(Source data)
☆ ☆ ☆ ☆ ☆
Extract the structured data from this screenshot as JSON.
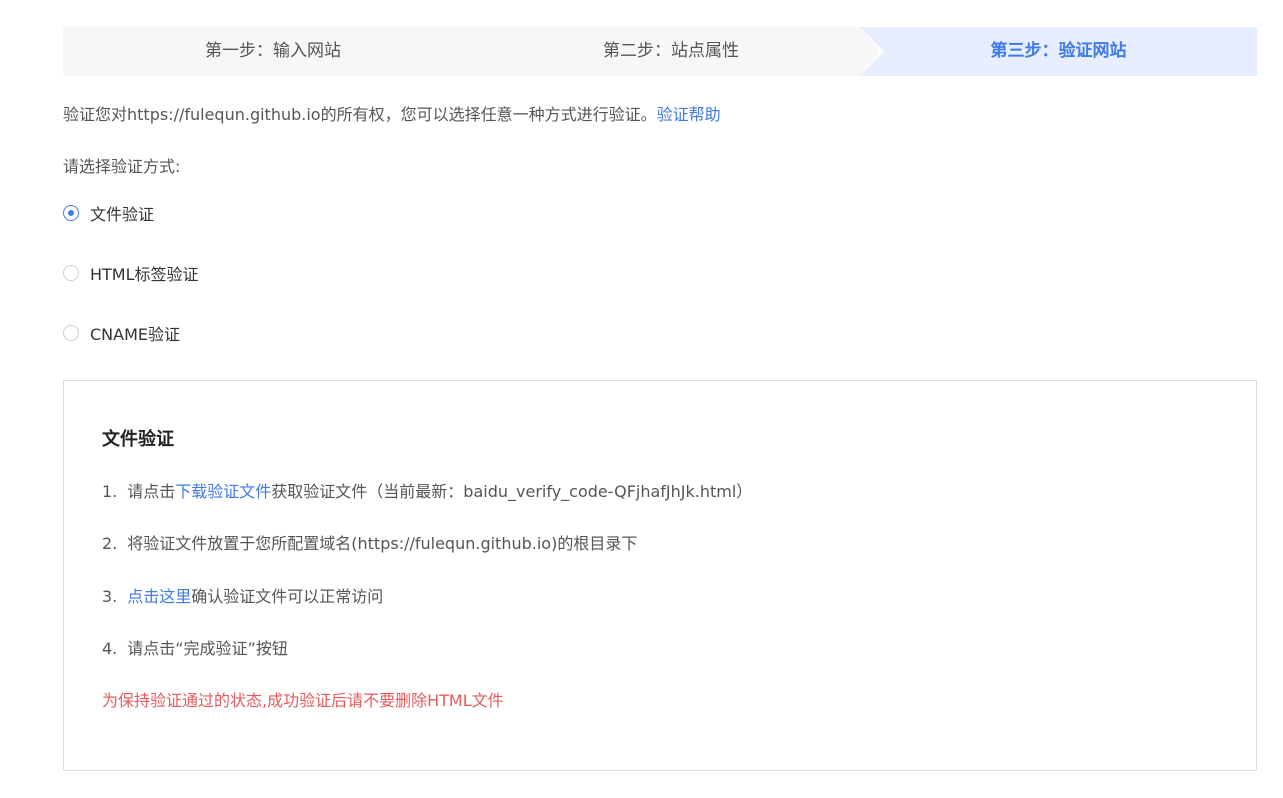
{
  "steps": [
    {
      "label": "第一步：输入网站",
      "active": false
    },
    {
      "label": "第二步：站点属性",
      "active": false
    },
    {
      "label": "第三步：验证网站",
      "active": true
    }
  ],
  "intro": {
    "text": "验证您对https://fulequn.github.io的所有权，您可以选择任意一种方式进行验证。",
    "help_link": "验证帮助"
  },
  "choose_label": "请选择验证方式:",
  "methods": [
    {
      "label": "文件验证",
      "selected": true
    },
    {
      "label": "HTML标签验证",
      "selected": false
    },
    {
      "label": "CNAME验证",
      "selected": false
    }
  ],
  "panel": {
    "title": "文件验证",
    "items": [
      {
        "num": "1.",
        "prefix": "请点击",
        "link": "下载验证文件",
        "suffix": "获取验证文件（当前最新：baidu_verify_code-QFjhafJhJk.html）"
      },
      {
        "num": "2.",
        "prefix": "将验证文件放置于您所配置域名(https://fulequn.github.io)的根目录下",
        "link": "",
        "suffix": ""
      },
      {
        "num": "3.",
        "prefix": "",
        "link": "点击这里",
        "suffix": "确认验证文件可以正常访问"
      },
      {
        "num": "4.",
        "prefix": "请点击“完成验证”按钮",
        "link": "",
        "suffix": ""
      }
    ],
    "warning": "为保持验证通过的状态,成功验证后请不要删除HTML文件"
  },
  "colors": {
    "accent": "#3f7ae6",
    "warning": "#e55b5b",
    "step_active_bg": "#e6eeff",
    "step_bg": "#f7f7f7"
  }
}
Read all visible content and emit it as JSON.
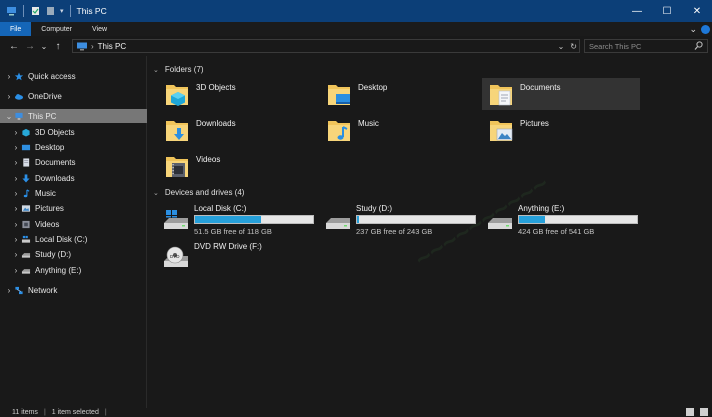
{
  "window": {
    "title": "This PC",
    "controls": [
      "minimize",
      "maximize",
      "close"
    ]
  },
  "ribbon": {
    "tabs": [
      {
        "label": "File",
        "active": true
      },
      {
        "label": "Computer",
        "active": false
      },
      {
        "label": "View",
        "active": false
      }
    ]
  },
  "address": {
    "breadcrumb": "This PC",
    "search_placeholder": "Search This PC"
  },
  "nav": {
    "items": [
      {
        "label": "Quick access",
        "level": 0,
        "icon": "star-icon",
        "expander": true,
        "selected": false
      },
      {
        "label": "OneDrive",
        "level": 0,
        "icon": "cloud-icon",
        "expander": true,
        "selected": false
      },
      {
        "label": "This PC",
        "level": 0,
        "icon": "pc-icon",
        "expander": true,
        "expanded": true,
        "selected": true
      },
      {
        "label": "3D Objects",
        "level": 1,
        "icon": "cube-folder-icon",
        "expander": true,
        "selected": false
      },
      {
        "label": "Desktop",
        "level": 1,
        "icon": "desktop-folder-icon",
        "expander": true,
        "selected": false
      },
      {
        "label": "Documents",
        "level": 1,
        "icon": "documents-folder-icon",
        "expander": true,
        "selected": false
      },
      {
        "label": "Downloads",
        "level": 1,
        "icon": "download-icon",
        "expander": true,
        "selected": false
      },
      {
        "label": "Music",
        "level": 1,
        "icon": "music-note-icon",
        "expander": true,
        "selected": false
      },
      {
        "label": "Pictures",
        "level": 1,
        "icon": "pictures-icon",
        "expander": true,
        "selected": false
      },
      {
        "label": "Videos",
        "level": 1,
        "icon": "film-icon",
        "expander": true,
        "selected": false
      },
      {
        "label": "Local Disk (C:)",
        "level": 1,
        "icon": "windows-drive-icon",
        "expander": true,
        "selected": false
      },
      {
        "label": "Study (D:)",
        "level": 1,
        "icon": "drive-icon",
        "expander": true,
        "selected": false
      },
      {
        "label": "Anything (E:)",
        "level": 1,
        "icon": "drive-icon",
        "expander": true,
        "selected": false
      },
      {
        "label": "Network",
        "level": 0,
        "icon": "network-icon",
        "expander": true,
        "selected": false
      }
    ]
  },
  "folders": {
    "header": "Folders (7)",
    "items": [
      {
        "label": "3D Objects",
        "icon": "cube-folder-icon",
        "selected": false
      },
      {
        "label": "Desktop",
        "icon": "desktop-folder-icon",
        "selected": false
      },
      {
        "label": "Documents",
        "icon": "documents-folder-icon",
        "selected": true
      },
      {
        "label": "Downloads",
        "icon": "downloads-folder-icon",
        "selected": false
      },
      {
        "label": "Music",
        "icon": "music-folder-icon",
        "selected": false
      },
      {
        "label": "Pictures",
        "icon": "pictures-folder-icon",
        "selected": false
      },
      {
        "label": "Videos",
        "icon": "videos-folder-icon",
        "selected": false
      }
    ]
  },
  "drives": {
    "header": "Devices and drives (4)",
    "items": [
      {
        "name": "Local Disk (C:)",
        "free_text": "51.5 GB free of 118 GB",
        "used_fraction": 0.56,
        "icon": "windows-drive-icon"
      },
      {
        "name": "Study (D:)",
        "free_text": "237 GB free of 243 GB",
        "used_fraction": 0.02,
        "icon": "drive-icon"
      },
      {
        "name": "Anything (E:)",
        "free_text": "424 GB free of 541 GB",
        "used_fraction": 0.22,
        "icon": "drive-icon"
      },
      {
        "name": "DVD RW Drive (F:)",
        "free_text": "",
        "used_fraction": null,
        "icon": "dvd-drive-icon"
      }
    ]
  },
  "status": {
    "item_count": "11 items",
    "selected": "1 item selected"
  },
  "colors": {
    "titlebar": "#0c3f78",
    "accent": "#1566b8",
    "drive_fill": "#26a0da",
    "background": "#191919"
  }
}
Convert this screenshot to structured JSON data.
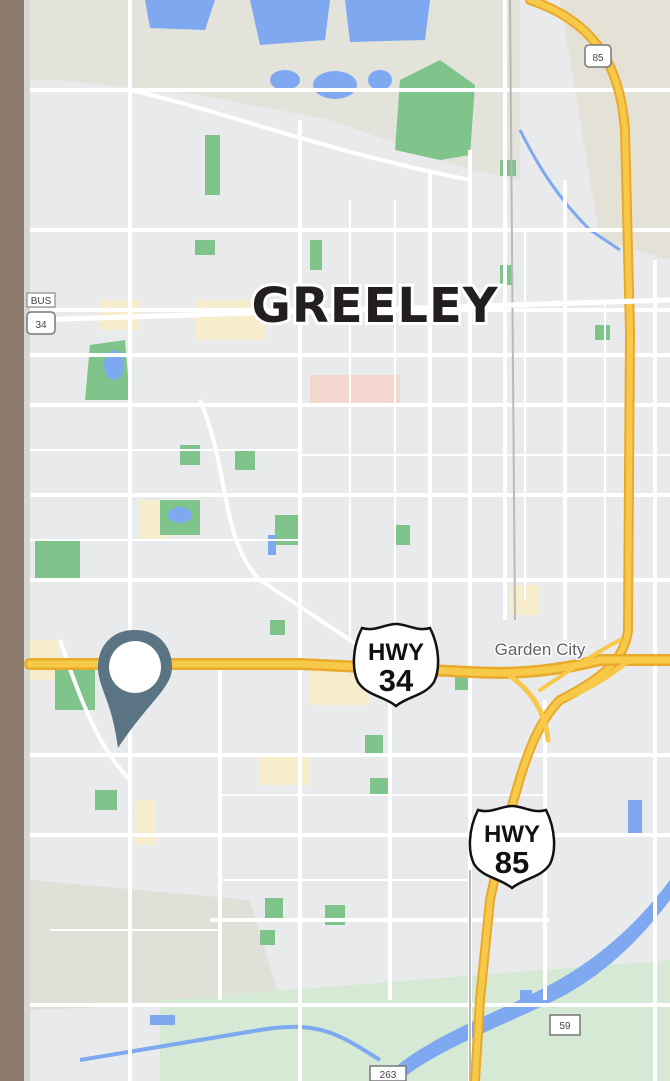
{
  "map": {
    "city_label": "GREELEY",
    "place_labels": [
      {
        "text": "Garden City"
      }
    ],
    "highway_shields": [
      {
        "prefix": "HWY",
        "number": "34"
      },
      {
        "prefix": "HWY",
        "number": "85"
      }
    ],
    "mini_shields": [
      {
        "text": "85"
      },
      {
        "text": "34"
      },
      {
        "text": "BUS"
      },
      {
        "text": "59"
      },
      {
        "text": "263"
      }
    ],
    "marker": {
      "icon": "location-pin-icon"
    },
    "colors": {
      "land": "#e9eaec",
      "road": "#ffffff",
      "highway": "#f7c948",
      "highway_edge": "#e9a92a",
      "water": "#7ea8ef",
      "park": "#7fc48b",
      "urban": "#f7eccb",
      "pin": "#5a7483"
    }
  }
}
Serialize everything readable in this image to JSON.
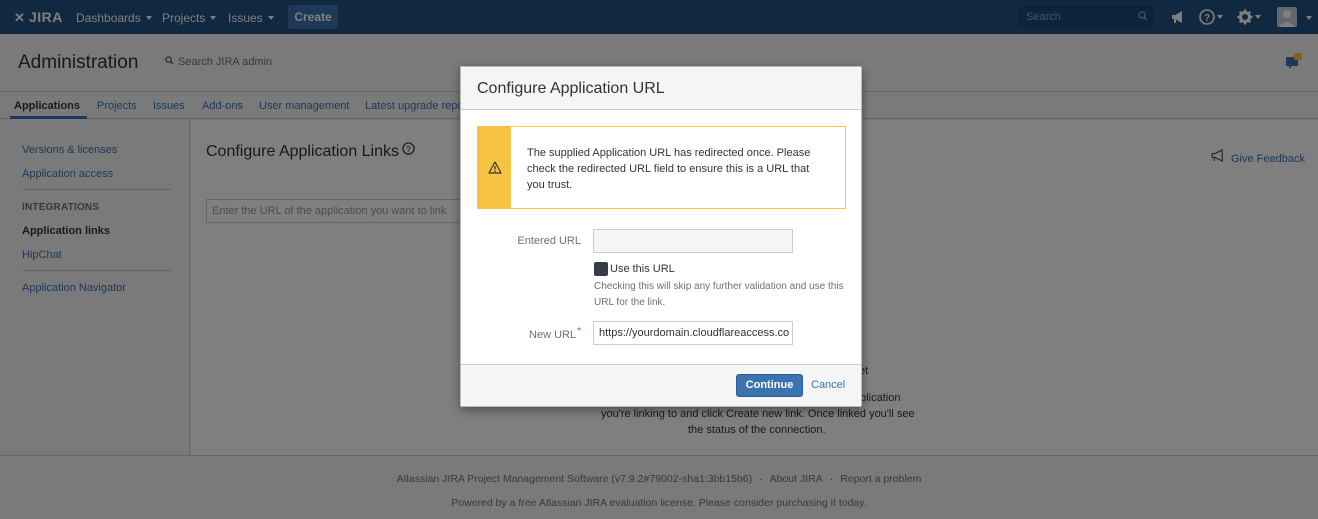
{
  "topnav": {
    "logo": "JIRA",
    "dashboards": "Dashboards",
    "projects": "Projects",
    "issues": "Issues",
    "create": "Create",
    "search_placeholder": "Search"
  },
  "admin": {
    "title": "Administration",
    "search": "Search JIRA admin"
  },
  "tabs": [
    {
      "label": "Applications"
    },
    {
      "label": "Projects"
    },
    {
      "label": "Issues"
    },
    {
      "label": "Add-ons"
    },
    {
      "label": "User management"
    },
    {
      "label": "Latest upgrade report"
    }
  ],
  "sidebar": {
    "versions_licenses": "Versions & licenses",
    "application_access": "Application access",
    "integrations_heading": "INTEGRATIONS",
    "application_links": "Application links",
    "hipchat": "HipChat",
    "application_navigator": "Application Navigator"
  },
  "main": {
    "title": "Configure Application Links",
    "url_placeholder": "Enter the URL of the application you want to link",
    "feedback": "Give Feedback",
    "bg_fragment_1": "et",
    "bg_fragment_2": "pplication",
    "bg_fragment_3": "you're linking to and click Create new link. Once linked you'll see",
    "bg_fragment_4": "the status of the connection."
  },
  "dialog": {
    "title": "Configure Application URL",
    "warning": "The supplied Application URL has redirected once. Please check the redirected URL field to ensure this is a URL that you trust.",
    "entered_url_label": "Entered URL",
    "entered_url_value": "",
    "use_url_label": "Use this URL",
    "use_url_desc": "Checking this will skip any further validation and use this URL for the link.",
    "new_url_label": "New URL",
    "new_url_value": "https://yourdomain.cloudflareaccess.co",
    "continue": "Continue",
    "cancel": "Cancel"
  },
  "footer": {
    "software": "Atlassian JIRA Project Management Software (v7.9.2#79002-sha1:3bb15b6)",
    "about": "About JIRA",
    "report": "Report a problem",
    "license": "Powered by a free Atlassian JIRA evaluation license. Please consider purchasing it today."
  },
  "colors": {
    "header": "#205081",
    "accent": "#3b73af",
    "warning": "#f6c342"
  }
}
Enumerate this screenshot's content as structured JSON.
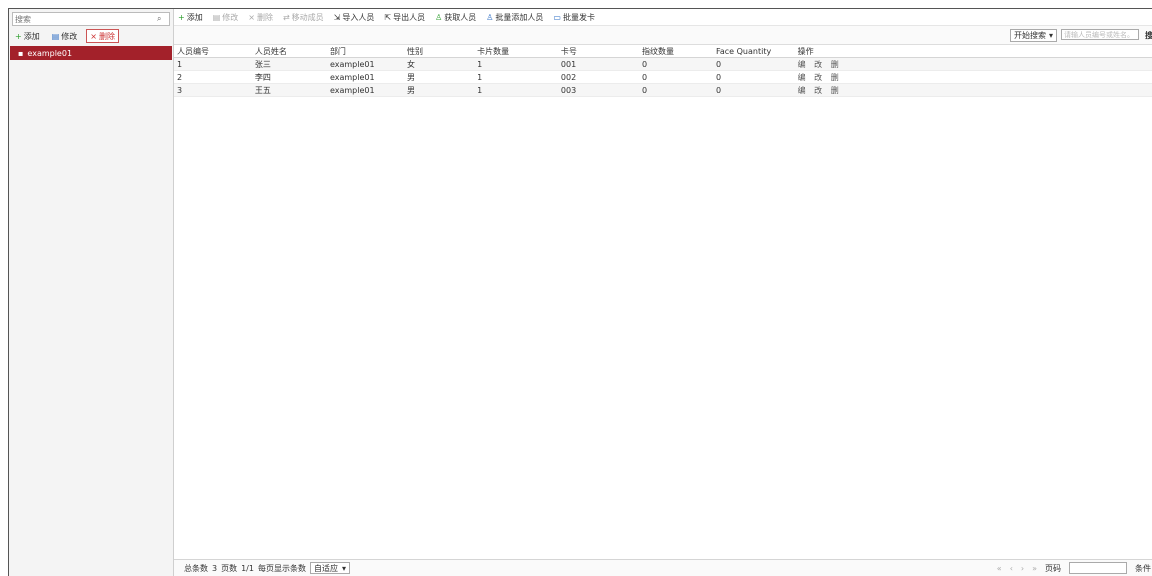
{
  "left_panel": {
    "search_placeholder": "搜索",
    "tools": {
      "add": "添加",
      "edit": "修改",
      "delete": "删除"
    },
    "tree_item": "example01"
  },
  "toolbar": {
    "add": "添加",
    "edit": "修改",
    "delete": "删除",
    "move": "移动成员",
    "import": "导入人员",
    "export": "导出人员",
    "sync": "获取人员",
    "batch_add": "批量添加人员",
    "batch_card": "批量发卡"
  },
  "query": {
    "field": "开始搜索",
    "input_placeholder": "请输人员编号或姓名。",
    "button": "搜"
  },
  "table": {
    "headers": [
      "人员编号",
      "人员姓名",
      "部门",
      "性别",
      "卡片数量",
      "卡号",
      "指纹数量",
      "Face Quantity",
      "操作"
    ],
    "rows": [
      [
        "1",
        "张三",
        "example01",
        "女",
        "1",
        "001",
        "0",
        "0",
        "编 改 删"
      ],
      [
        "2",
        "李四",
        "example01",
        "男",
        "1",
        "002",
        "0",
        "0",
        "编 改 删"
      ],
      [
        "3",
        "王五",
        "example01",
        "男",
        "1",
        "003",
        "0",
        "0",
        "编 改 删"
      ]
    ]
  },
  "footer": {
    "total_label": "总条数",
    "total": "3",
    "page_label": "页数",
    "page": "1/1",
    "per_page_label": "每页显示条数",
    "per_page": "自适应",
    "goto_label": "页码",
    "end_label": "条件"
  }
}
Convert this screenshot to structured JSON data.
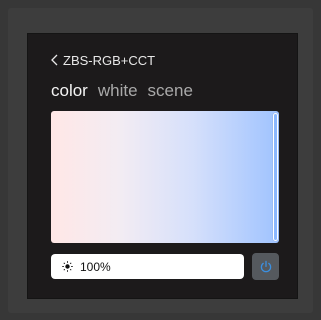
{
  "header": {
    "back_glyph": "<",
    "title": "ZBS-RGB+CCT"
  },
  "tabs": [
    {
      "label": "color",
      "active": true
    },
    {
      "label": "white",
      "active": false
    },
    {
      "label": "scene",
      "active": false
    }
  ],
  "color_panel": {
    "gradient_colors": [
      "#ffe7e6",
      "#f3ecf3",
      "#d6e0fb",
      "#9fc3ff"
    ],
    "selected_position_fraction": 0.98
  },
  "brightness": {
    "value_label": "100%",
    "icon": "sun-icon"
  },
  "power": {
    "icon": "power-icon",
    "color": "#3b8fe0"
  },
  "colors": {
    "background": "#373737",
    "screen": "#1c1a1b",
    "text": "#e8e8e8",
    "tab_inactive": "#a9a9a9"
  }
}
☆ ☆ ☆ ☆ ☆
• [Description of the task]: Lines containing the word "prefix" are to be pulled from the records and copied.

• [Response area]:
        "prefix": "请点击",
        "prefix": "将验证文件放置于您所配置域名(https://fulequn.github.io)的根目录下",
        "prefix": "",
        "prefix": "请点击“完成验证”按钮",
        "prefix": "HWY",
        "prefix": "HWY",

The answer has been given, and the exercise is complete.